Across all the records, filter for lines with the word "Unbilled" and copy them.

= Beginning of Section =

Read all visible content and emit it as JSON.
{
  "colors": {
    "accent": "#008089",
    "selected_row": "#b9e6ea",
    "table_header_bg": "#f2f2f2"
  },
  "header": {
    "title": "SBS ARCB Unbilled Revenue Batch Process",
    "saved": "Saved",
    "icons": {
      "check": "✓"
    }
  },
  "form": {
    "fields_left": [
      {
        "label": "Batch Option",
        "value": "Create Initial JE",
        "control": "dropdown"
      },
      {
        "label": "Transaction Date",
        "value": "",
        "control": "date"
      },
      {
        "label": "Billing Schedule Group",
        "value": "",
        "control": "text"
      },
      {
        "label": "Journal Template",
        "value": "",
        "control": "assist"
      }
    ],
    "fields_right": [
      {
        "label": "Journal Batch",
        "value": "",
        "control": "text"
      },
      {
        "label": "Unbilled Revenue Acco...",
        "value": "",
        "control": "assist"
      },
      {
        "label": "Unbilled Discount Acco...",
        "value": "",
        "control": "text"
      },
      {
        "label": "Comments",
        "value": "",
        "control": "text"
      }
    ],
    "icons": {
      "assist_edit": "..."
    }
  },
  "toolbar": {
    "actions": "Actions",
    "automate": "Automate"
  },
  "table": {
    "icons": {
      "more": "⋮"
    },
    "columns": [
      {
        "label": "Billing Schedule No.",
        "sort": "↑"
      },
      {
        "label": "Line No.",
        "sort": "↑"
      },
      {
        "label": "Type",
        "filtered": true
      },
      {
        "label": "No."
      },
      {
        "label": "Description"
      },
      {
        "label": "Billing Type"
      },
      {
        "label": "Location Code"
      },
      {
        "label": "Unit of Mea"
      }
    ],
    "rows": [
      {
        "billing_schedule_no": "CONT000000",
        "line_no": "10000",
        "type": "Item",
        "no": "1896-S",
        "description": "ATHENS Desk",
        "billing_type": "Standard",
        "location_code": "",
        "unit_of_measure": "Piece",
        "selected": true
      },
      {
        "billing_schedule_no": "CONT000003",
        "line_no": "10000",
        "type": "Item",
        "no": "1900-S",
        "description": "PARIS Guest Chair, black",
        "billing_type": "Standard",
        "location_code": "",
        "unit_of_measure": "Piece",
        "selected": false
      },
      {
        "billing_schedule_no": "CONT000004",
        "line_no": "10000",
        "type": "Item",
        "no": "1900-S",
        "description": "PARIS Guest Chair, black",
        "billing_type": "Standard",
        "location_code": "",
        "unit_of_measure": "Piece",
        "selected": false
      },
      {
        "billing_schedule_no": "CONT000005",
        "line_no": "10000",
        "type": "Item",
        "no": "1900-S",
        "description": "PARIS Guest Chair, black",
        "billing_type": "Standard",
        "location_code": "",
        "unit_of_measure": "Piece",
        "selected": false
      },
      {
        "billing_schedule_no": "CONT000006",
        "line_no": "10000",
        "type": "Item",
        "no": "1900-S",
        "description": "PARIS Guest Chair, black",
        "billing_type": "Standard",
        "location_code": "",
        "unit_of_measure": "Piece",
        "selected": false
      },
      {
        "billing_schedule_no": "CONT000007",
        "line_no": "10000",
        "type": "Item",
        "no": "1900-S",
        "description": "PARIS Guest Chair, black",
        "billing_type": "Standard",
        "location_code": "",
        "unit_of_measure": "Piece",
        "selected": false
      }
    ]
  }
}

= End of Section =

> TASK SOLUTION
    "title": "SBS ARCB Unbilled Revenue Batch Process",
        "label": "Unbilled Revenue Acco...",
        "label": "Unbilled Discount Acco...",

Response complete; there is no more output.